Almost fruity sweet topnote, Fresh herbaceous, Lavender, Herbal, Floral, Sweet, overall cool but can have slightly notes, a pleasant, balsamic woody backnote
The odour of the material
Fougeres, Mens Types, Modifier in Eau de Cologne, New Mown Hay; Herbal; Tobacco notes; Amber;
Commonly used in these these perfume type but not limited to these.
Peach, toothpaste, cachous
Used in these Flavours. But be very careful there are many qualities of materials and you must check with the manufacturer if this is really a "Flavour grade"
As aid to restful sleep, (particularly fresh flowers packed into pillow) used dilute in water as skin tonic in water, stomach soother.
Ideas on the use in aromatherapy. Note do not use internally without proper consultation with a qualified medical practitioner and ensuring that the oil is pharamaceutical or flavour grade
Blends Well With:
Pine Oils; Cognac; Clary Sage; Hedione; Thyme Oil; Chamomile Oil; Citrus oils particularly Bergamot;
These are notes this material seems to blend well with and worth trying out. But don't limit your imagination to only these.
The % quoted in Lavender Oil refers to the ester content calculated as Linalyl Acetate. In other materials it may refer to the percent of active named component.
0.87500 - 0.88800 @ 25.00 C
Water is 1.00 so less than 1.00 will float on water and more than 1 will sink. We can also calculate how many grams 1 cc will weigh. ie. 1 cc of Lavender Oil weighs about 0.88 grams. In the perfumery business we buy by wieght so 1 gram of Lavender Oil will be 1/0.88 = 1.14 ccs. this means that for every 1 Kilogram (1,000 grams) we get 1,140 ccs. Important for checking how many bottles you can fill.
1.45900 - 1.46900 @ 20.00 C
This is the measurement of the way that light is bent by liquids. Stand a pencil in a glass of water and note how the pencil appears to be bent as it goes into the water. This helps to check if the oil is pure but is not not foolproof.
Chemical Abstract Series Number helps to identify the exact material referred to. You can find the books of abstracts in a scientific library. There are hundreds of volumes.
Flavor and Extract Manufacturers Association gives a reference number to materials that are Generally Recognised As Safe (GRAS). BUT you must check that the grade you are getting is flavour grade if you are making flavours.

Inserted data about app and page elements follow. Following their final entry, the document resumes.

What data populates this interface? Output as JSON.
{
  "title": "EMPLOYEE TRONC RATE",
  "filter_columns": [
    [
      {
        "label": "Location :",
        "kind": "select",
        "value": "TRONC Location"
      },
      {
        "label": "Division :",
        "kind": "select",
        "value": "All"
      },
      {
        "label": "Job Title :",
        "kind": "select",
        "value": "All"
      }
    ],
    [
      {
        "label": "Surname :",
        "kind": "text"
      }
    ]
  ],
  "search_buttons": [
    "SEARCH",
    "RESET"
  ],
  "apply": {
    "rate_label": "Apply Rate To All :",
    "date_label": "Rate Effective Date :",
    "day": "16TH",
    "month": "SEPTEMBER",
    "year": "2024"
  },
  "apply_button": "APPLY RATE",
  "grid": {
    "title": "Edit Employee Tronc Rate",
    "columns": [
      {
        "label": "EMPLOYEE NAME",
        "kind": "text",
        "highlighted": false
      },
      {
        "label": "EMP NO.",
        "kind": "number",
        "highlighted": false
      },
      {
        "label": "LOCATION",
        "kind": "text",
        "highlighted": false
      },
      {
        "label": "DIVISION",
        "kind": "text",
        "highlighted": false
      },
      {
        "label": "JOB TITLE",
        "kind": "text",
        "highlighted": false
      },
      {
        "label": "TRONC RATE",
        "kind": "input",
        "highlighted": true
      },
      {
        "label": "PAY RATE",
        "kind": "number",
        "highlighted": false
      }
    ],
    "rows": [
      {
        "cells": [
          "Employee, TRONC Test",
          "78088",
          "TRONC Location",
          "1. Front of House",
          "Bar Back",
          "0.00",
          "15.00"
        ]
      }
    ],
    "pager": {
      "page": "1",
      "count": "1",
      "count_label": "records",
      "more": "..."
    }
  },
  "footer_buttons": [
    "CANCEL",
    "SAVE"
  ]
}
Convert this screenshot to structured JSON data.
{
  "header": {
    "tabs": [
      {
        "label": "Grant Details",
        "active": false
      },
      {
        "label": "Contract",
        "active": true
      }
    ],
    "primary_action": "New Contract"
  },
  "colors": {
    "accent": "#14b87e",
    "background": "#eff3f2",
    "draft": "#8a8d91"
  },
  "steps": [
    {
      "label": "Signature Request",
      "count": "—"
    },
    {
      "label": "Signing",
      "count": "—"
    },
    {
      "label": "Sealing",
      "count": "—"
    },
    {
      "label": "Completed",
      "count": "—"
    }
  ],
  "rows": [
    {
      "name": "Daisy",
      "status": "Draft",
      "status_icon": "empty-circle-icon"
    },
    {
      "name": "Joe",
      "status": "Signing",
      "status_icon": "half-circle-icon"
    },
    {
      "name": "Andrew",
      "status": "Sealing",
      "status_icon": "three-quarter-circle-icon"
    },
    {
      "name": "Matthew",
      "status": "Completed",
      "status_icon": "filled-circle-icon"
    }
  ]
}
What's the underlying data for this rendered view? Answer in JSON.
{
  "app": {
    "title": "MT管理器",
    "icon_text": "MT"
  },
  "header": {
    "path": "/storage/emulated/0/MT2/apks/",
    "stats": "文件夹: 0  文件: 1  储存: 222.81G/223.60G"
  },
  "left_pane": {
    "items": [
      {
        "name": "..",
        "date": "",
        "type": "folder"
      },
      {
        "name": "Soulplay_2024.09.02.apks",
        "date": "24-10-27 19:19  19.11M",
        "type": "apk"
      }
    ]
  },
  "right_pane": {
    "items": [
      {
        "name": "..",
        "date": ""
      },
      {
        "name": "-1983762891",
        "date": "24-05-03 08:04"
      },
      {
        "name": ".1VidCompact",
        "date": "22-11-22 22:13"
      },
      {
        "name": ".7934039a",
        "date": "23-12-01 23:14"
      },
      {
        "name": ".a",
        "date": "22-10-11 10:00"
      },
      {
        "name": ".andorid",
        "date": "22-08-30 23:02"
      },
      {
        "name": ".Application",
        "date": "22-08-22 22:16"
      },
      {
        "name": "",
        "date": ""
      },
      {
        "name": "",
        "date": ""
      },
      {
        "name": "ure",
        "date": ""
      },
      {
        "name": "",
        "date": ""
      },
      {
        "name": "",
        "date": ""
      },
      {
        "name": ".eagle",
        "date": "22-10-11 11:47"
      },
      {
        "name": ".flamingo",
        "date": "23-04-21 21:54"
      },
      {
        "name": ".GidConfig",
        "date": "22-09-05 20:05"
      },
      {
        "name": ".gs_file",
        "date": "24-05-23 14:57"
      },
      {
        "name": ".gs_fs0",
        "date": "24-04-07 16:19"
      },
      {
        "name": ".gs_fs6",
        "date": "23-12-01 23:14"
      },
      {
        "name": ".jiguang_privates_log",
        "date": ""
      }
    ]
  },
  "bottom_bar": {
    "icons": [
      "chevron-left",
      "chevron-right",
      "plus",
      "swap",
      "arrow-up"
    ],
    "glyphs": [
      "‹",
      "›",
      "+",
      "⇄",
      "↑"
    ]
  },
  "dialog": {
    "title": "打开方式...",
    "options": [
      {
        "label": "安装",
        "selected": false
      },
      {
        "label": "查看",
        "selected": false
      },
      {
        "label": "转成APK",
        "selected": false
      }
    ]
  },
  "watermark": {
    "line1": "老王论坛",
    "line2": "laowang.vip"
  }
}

Melting Point: N/A
The temperature the material melts at.
Boiling Point: N/A
The temperature the material boils at.
Flash Point: 70 C
This indicates the temperature that the material will "flash" when a flame is present. Below about 57 usually requires shipments to be marked "Dangerous Goods". Ethanol (FP -18 C), Orange Oil and Rosemary Oil fall into this category.
95% Ethanol, DPG, DEP, White Oil(Cloudy);
The oils will mix with these common solvents. The percentage of Ethanol indicates how much water is present (in this case 5%). But check yourself everytime as other materials in the mixture will affect the solubility. Solubility in White Oil will indicate its suitability for candle making in this case it will be OK for normal scented candles but no good for transparent gel candles as it forms a cloudy mixture (this can be helped though with other materials in the perfume)
Does not mix with water
This is the harmonised code (almost standard world-wide) for the Customs and Excise department. It enables them to quickly establish the import duty and any restrictions on importing the material.